Words & Images by Rosie Fea
Vincent Van Gogh once famously said, "If you hear a voice within you say 'you cannot paint,' then by all means paint, and that voice will be silenced." I guess his advice would be taken literally, but I like to view it as more of a calling to take valuable risks, even if you aren’t supported….and slap fear and doubt right in the slimy, life-robbing face.
In August last year I took the leap to make my first big overseas trip to do a four month University exchange in Southern California to further my studies in a fresh, new, and exciting place. Leaving with a lightly packed suitcase, pasty winter skin longing for some sunshine, and an open mind, I was ready to gratefully embrace the opportunities it would bring, and the lessons that would be revealed as I embarked on my adventure. What never crossed my mind was that what I was about to do was not so typical.
The process of applying for the exchange was no picnic… Submitting countless forms, a costly trip from one end of the Country to the other to attain a Visa, being interviewed by University’s, and the constant fret about whether or not I would run out of money – having no knowledge of foreign currencies and a very impulsive eye for new, exciting things (aka: food) that I had only ever heard mentioned on the movies…In those few months leading up to the date I was to leave, I was so wrapped up in the idea, and anticipation of the unknown that it wasn’t until about two hours before the plane landed on US soil that the thoughts “what am I actually doing?” and “this is actually happening” swished through my mind.
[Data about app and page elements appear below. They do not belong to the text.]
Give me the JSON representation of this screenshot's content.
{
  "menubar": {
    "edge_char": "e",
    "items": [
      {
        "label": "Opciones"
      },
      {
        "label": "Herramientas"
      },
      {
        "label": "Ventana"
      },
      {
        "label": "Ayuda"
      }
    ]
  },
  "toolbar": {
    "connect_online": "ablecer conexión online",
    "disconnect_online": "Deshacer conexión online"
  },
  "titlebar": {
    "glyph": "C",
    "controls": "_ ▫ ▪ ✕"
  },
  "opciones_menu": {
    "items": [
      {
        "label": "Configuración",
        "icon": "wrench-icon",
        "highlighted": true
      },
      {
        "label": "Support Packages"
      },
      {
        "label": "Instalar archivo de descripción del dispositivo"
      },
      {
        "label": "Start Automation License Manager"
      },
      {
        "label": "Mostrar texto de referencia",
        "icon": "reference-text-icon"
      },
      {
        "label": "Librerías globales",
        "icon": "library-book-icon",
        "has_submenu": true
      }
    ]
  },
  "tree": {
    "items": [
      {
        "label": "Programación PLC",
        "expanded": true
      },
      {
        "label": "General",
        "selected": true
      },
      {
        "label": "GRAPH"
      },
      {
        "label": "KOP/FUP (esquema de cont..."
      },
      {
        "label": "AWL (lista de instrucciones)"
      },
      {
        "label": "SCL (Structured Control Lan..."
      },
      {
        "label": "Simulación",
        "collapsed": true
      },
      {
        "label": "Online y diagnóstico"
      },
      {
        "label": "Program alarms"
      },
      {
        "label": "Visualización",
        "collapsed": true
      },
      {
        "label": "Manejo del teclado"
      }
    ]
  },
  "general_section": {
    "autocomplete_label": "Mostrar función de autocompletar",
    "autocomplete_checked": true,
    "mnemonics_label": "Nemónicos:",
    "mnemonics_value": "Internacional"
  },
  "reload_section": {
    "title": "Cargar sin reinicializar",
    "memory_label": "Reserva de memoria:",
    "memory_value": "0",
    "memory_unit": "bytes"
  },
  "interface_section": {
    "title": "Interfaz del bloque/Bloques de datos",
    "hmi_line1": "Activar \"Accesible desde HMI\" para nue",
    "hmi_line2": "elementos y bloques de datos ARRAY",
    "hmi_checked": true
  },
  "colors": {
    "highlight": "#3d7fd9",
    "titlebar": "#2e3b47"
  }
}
However, I have since learned and heard from many others who have done the same, these feelings of free fall and independence are half the fun – and where most of the learning about travelling the big wide world is actually attained.
As my sister, who had also set off on her world travels a few months before me (much to mums empty nested sorrow!) simply put it, “You jet set off with this amazing vision, and nerves replace experience to give you the necessary confidence to walk through that boarding gate - clearly blocking the pathway where your brain and common sense meet, and before you know it there you are.”
"...and before you know it there you are."
The first two weeks in California were a blissful blur - packed full of incredible provision and exploration, spending five days in San Francisco and the surrounding Marin County before setting off down the coast with an old friend. Staying in our own private 'guest wing' of her aunt and uncle's ocean front mansion in Paradise Cove, Malibu, we enjoyed the solace of slower pace, sea air, and lazy beach days. It was at dinner one of those evenings her uncle got to telling us about the days of his youth in California, when the home was just a little surf shack on the hill - the way he spoke about his youthful days road tripping and chasing waves all day with his friends eluded to the simple life I was so hungry to get over the next few months. It was also sweet to see people living among the rich and famous who were just so humble and grateful to be where they were without snobbery and coveting. I informed everyone of my University plans, and the move into my ‘dorm room’ being just one week away. Still completely oblivious to things that lay ahead and what to expect of the American ‘College’ life, led the uncle to impart on me some important aspirations for my travels that now mean so much more to me, and have been fulfilled in ways that far outstretch the original intention. They were three incredibly simple goals to seek out during my time - have some new experiences, meet some new people, and learn something.
Although I never ended up setting these goals in action within the original ‘College’ context, what came next on my journey made sure they were of far greater value then I could’ve expected. Proving that travels and trips, no matter how greatly mapped or planned, are just that. What followed next was a humble realisation that we are only human, our plans are fallible, and what we set out to accomplish or envisage doing with our time might in fact come about in a very colourful and unexpected way!